§ What to do
Below are records. Copy every line with "this" in it.
::: Data supplied :::
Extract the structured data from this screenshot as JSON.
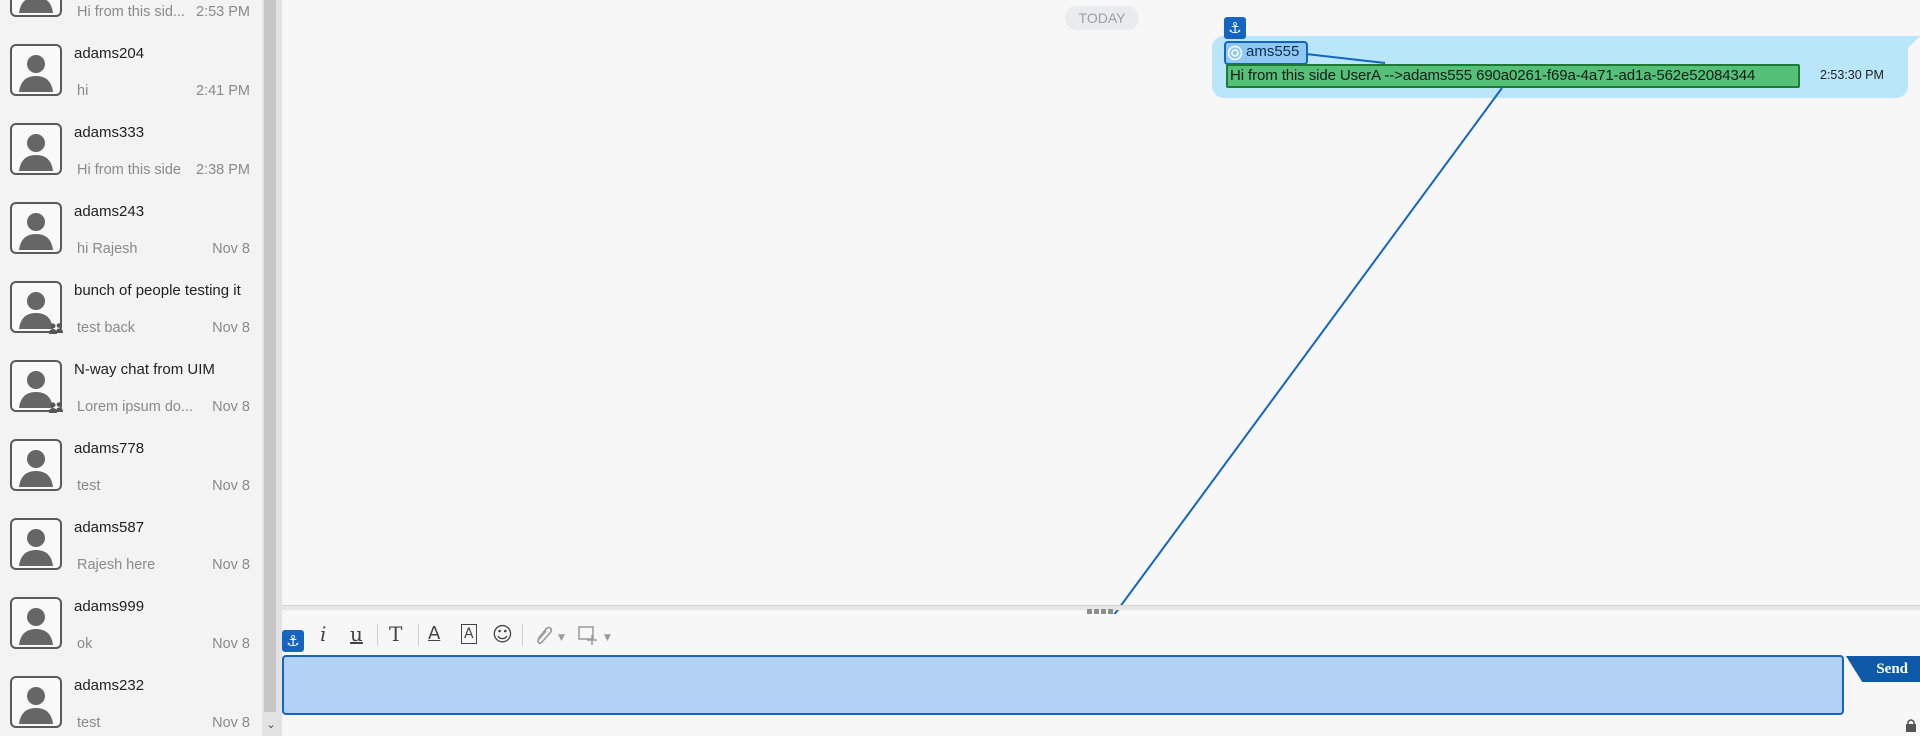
{
  "conversations": [
    {
      "name": "",
      "preview": "Hi from this sid...",
      "time": "2:53 PM",
      "group": false
    },
    {
      "name": "adams204",
      "preview": "hi",
      "time": "2:41 PM",
      "group": false
    },
    {
      "name": "adams333",
      "preview": "Hi from this side",
      "time": "2:38 PM",
      "group": false
    },
    {
      "name": "adams243",
      "preview": "hi Rajesh",
      "time": "Nov 8",
      "group": false
    },
    {
      "name": "bunch of people testing it",
      "preview": "test back",
      "time": "Nov 8",
      "group": true
    },
    {
      "name": "N-way chat from UIM",
      "preview": "Lorem ipsum do...",
      "time": "Nov 8",
      "group": true
    },
    {
      "name": "adams778",
      "preview": "test",
      "time": "Nov 8",
      "group": false
    },
    {
      "name": "adams587",
      "preview": "Rajesh here",
      "time": "Nov 8",
      "group": false
    },
    {
      "name": "adams999",
      "preview": "ok",
      "time": "Nov 8",
      "group": false
    },
    {
      "name": "adams232",
      "preview": "test",
      "time": "Nov 8",
      "group": false
    }
  ],
  "chat": {
    "date_divider": "TODAY",
    "message": {
      "sender": "ams555",
      "text": "Hi from this side UserA -->adams555 690a0261-f69a-4a71-ad1a-562e52084344",
      "time": "2:53:30 PM"
    }
  },
  "composer": {
    "toolbar": {
      "italic": "i",
      "underline": "u",
      "text_format": "T",
      "font_color": "A",
      "highlight": "A",
      "emoji": "☺"
    },
    "send_label": "Send"
  },
  "icons": {
    "anchor": "⚓",
    "scroll_down": "⌄"
  },
  "colors": {
    "accent": "#1565c0",
    "bubble": "#b9e6f8",
    "input_highlight": "#b3d1f5",
    "message_highlight": "#55c078"
  }
}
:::
§ Output of the exercise
Extract the structured data from this screenshot as JSON.
      "preview": "Hi from this sid...",
      "preview": "Hi from this side",
      "text": "Hi from this side UserA -->adams555 690a0261-f69a-4a71-ad1a-562e52084344",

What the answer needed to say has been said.